Hadid appeared to refer to her sharing of the article on social media and said in her statement, "I want to send a sincere apology to those who ever thought I would put blame on them, especially to Saudi Arabia and the UAE. This was never the case and I hope you can understand the misunderstanding. I will be more responsible when bringing awareness to all causes, including my beloved Middle Eastern community."
She also wrote, "I would never want my posts or platform to be used for hate against anyone, especially those of my own beautiful & powerful heritage. I love and care so much about the Muslim and Arab side of my family, as well as my brothers and sisters throughout the world."
"Not only do I have so much respect from the bottom of my heart, I have always tried to stand up for what I feel is right, especially regarding the Middle East. I have never and will never be the one to talk down on these countries."
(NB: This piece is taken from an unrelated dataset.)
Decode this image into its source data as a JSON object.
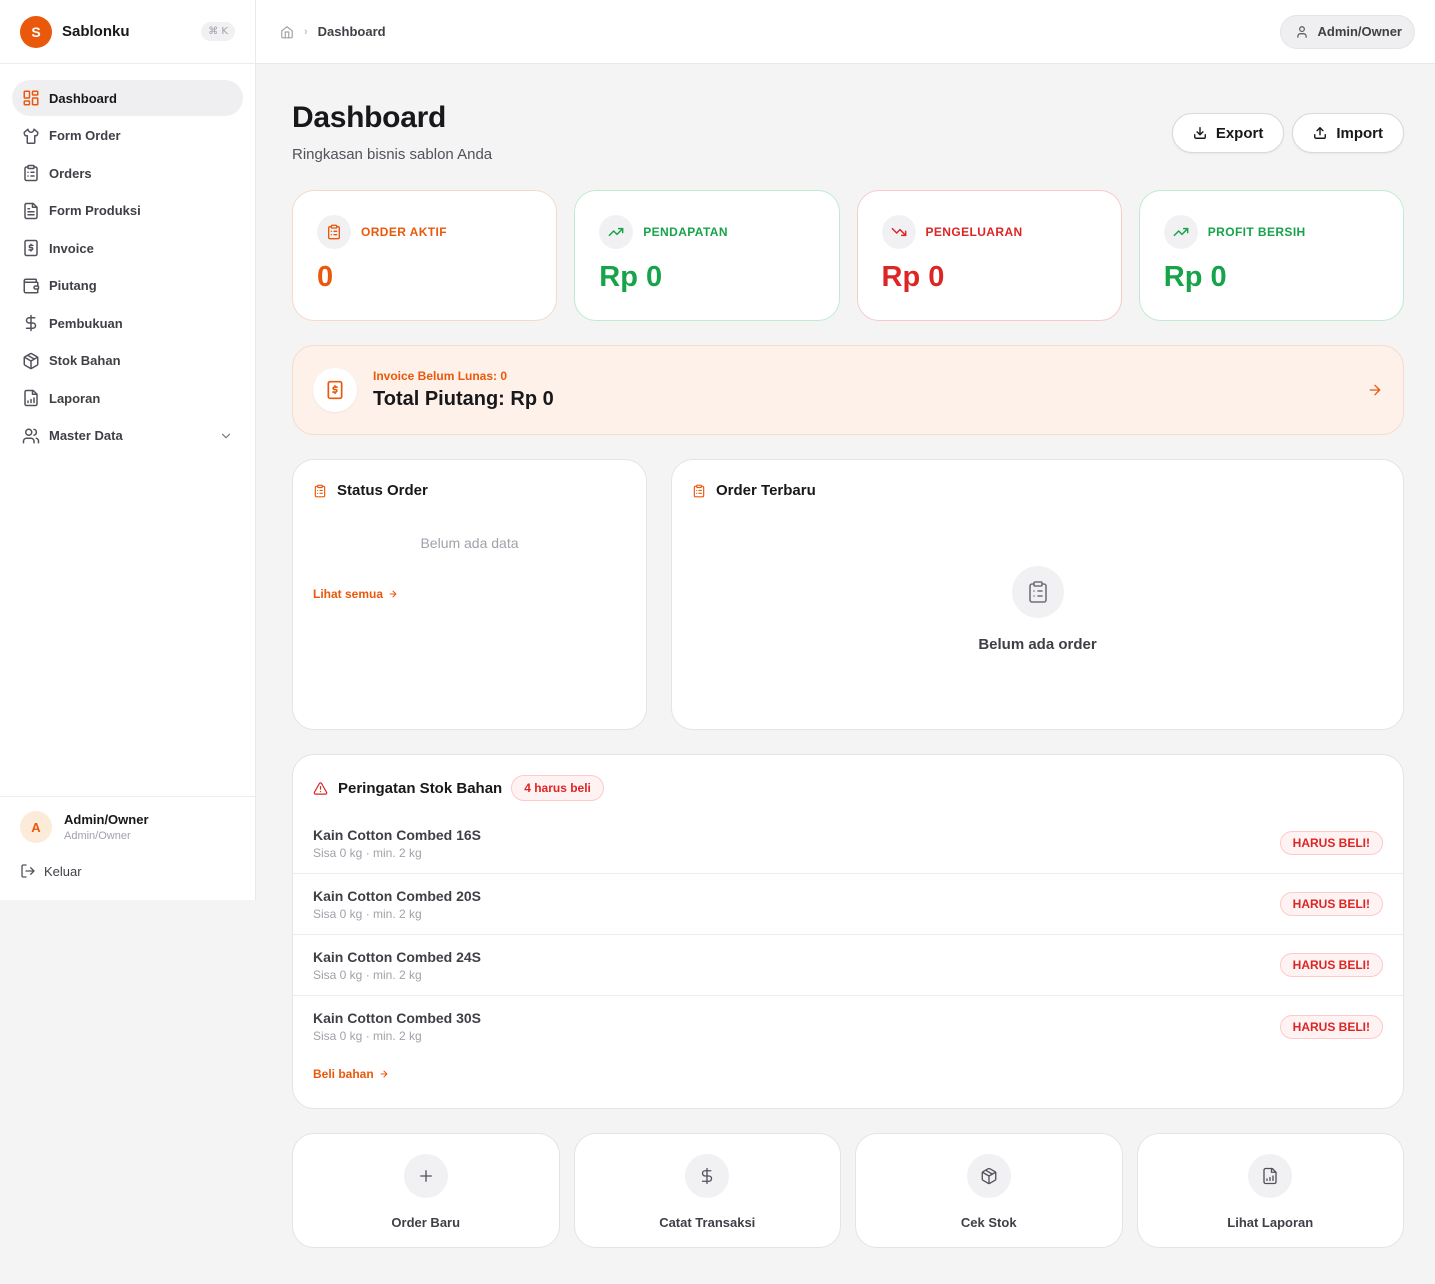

Hadid and her sister Gigi Hadid are the children of Palestinian real estate mogul Mohamed Hadid and Dutch model Yolanda Hadid. The pair appeared to support Hadid on Instagram following the outbreak of the #BellaHadidisRacist hashtag, as yesterday her father wrote in the comments of her latest Instagram post, "I love you baby bella. From my heart. You are pure."
Her mother Yolanda also commented "I love you my sweet angel" at least four times on the same post and has blocked comments on her latest post as on previous ones commenters left the Saudi Arabian and UAE flag emojis.
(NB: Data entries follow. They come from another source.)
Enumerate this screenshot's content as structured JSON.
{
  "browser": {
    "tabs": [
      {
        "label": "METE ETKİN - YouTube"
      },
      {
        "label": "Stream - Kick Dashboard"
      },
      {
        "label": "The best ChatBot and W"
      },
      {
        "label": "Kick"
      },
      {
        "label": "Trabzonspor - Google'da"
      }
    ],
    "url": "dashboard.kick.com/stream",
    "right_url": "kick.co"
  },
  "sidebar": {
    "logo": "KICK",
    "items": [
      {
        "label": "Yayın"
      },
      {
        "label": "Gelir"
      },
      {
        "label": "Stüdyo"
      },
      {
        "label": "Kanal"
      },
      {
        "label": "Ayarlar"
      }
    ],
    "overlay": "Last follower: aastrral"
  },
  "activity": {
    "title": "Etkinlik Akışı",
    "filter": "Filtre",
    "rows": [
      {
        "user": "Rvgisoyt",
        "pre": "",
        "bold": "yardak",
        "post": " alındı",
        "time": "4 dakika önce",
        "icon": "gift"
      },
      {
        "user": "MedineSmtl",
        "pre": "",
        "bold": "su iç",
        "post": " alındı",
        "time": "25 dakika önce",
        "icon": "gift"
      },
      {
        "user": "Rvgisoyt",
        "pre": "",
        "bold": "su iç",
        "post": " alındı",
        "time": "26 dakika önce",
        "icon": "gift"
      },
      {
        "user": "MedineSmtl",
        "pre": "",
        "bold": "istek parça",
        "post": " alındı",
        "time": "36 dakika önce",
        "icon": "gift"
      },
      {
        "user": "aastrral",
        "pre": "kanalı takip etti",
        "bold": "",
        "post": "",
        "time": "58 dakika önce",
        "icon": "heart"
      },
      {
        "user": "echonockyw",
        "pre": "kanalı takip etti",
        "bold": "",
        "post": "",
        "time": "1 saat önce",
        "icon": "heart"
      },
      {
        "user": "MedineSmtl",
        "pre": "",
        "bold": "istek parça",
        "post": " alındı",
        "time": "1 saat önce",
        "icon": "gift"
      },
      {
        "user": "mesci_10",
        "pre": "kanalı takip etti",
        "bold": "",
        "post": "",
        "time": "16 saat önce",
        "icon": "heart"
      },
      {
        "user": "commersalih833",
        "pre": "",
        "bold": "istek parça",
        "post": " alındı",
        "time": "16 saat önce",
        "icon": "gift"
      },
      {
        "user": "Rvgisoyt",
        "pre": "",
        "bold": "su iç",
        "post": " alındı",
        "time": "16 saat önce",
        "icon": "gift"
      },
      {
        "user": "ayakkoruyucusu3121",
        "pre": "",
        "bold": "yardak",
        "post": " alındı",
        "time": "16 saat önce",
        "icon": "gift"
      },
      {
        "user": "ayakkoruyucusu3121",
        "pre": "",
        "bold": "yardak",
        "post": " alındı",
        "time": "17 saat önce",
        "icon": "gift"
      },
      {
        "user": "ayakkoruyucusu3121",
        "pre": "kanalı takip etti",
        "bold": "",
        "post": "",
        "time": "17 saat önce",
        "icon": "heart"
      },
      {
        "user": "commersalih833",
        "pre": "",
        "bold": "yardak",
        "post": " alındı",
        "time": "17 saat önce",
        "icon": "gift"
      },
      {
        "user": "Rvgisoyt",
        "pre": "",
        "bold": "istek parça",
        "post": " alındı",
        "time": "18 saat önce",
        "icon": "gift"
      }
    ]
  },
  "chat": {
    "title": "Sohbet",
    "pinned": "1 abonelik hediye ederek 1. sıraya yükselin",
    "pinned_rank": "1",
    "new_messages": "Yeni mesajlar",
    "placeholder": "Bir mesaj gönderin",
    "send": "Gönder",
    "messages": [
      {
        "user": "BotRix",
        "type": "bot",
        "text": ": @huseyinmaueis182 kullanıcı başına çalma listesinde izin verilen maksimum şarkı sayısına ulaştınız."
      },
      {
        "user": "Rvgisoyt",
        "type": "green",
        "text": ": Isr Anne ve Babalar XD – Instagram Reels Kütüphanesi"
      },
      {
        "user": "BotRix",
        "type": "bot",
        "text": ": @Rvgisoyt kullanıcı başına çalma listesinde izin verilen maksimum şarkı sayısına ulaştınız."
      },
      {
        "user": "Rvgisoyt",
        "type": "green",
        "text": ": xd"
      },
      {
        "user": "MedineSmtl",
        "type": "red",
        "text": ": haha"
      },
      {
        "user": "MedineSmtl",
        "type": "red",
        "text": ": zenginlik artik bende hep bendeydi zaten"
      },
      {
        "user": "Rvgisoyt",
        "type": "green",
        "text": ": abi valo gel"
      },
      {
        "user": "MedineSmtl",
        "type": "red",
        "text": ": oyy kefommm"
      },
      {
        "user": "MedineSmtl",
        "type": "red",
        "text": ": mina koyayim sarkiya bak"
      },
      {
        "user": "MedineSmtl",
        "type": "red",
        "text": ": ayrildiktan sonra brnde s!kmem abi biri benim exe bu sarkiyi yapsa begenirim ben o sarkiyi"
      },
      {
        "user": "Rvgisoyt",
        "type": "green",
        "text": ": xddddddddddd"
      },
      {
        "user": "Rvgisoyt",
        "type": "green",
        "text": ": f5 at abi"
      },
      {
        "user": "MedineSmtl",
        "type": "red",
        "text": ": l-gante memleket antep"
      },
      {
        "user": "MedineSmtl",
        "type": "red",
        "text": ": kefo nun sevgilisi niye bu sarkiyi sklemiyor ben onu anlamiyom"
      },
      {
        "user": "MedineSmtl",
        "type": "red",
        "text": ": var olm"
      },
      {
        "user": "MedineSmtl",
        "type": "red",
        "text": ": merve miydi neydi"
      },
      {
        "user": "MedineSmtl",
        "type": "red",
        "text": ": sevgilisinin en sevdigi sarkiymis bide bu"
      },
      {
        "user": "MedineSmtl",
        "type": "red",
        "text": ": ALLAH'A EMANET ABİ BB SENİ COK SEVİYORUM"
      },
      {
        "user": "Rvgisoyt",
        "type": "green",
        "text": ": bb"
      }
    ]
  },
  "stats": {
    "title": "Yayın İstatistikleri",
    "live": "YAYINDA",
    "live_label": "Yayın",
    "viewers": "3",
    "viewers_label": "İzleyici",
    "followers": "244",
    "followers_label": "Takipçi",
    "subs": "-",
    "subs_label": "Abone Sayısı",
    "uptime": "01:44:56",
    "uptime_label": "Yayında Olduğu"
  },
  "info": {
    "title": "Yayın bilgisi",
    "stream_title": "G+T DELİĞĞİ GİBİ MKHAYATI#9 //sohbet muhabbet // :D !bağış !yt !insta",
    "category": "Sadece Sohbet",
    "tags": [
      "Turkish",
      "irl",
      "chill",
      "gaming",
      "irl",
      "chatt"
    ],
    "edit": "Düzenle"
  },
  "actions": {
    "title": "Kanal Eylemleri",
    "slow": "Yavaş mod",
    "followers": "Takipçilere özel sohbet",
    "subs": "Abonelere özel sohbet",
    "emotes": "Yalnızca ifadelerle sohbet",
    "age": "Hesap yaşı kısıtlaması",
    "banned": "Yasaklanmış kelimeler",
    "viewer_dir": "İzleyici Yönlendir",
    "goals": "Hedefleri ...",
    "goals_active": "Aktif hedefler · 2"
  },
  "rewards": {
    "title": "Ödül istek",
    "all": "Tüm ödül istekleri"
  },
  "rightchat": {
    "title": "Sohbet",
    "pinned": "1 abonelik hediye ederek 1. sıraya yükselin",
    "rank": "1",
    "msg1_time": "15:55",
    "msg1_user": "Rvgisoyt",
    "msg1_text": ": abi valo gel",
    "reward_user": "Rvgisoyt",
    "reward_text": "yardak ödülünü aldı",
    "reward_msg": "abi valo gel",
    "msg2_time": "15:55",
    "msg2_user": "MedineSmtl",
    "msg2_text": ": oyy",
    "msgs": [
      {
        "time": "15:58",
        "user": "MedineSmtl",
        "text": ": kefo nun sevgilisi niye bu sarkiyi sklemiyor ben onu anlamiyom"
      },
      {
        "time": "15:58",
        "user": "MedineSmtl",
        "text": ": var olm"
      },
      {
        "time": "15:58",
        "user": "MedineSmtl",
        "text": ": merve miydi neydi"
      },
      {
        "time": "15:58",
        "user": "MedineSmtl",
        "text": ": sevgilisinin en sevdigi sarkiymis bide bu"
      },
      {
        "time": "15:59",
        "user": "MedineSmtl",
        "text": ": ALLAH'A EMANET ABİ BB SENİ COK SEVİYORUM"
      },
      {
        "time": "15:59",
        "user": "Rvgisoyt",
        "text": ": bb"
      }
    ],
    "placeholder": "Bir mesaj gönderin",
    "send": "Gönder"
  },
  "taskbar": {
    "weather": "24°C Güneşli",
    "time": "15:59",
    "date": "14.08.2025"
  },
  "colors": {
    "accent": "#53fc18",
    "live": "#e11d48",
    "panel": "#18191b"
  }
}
One user wrote, "It's your second mistake and second apologize! If you really thinks that what you did is wrong why you did it again? I'm sure you apologise because Dior deleted their last posts of you, and you're afraid of more losses. [sic]"
Others posted photos of their own shoes held up against images of Bella Hadid, with one writing, "Sorry I didn't mean that"
Another also tweeted Dior directly and wrote, "I'm never buying anything from Dior until a formal cancelation [sic] is issued on Bella Hadid."
Hadid has not posted again since issuing her statement this morning.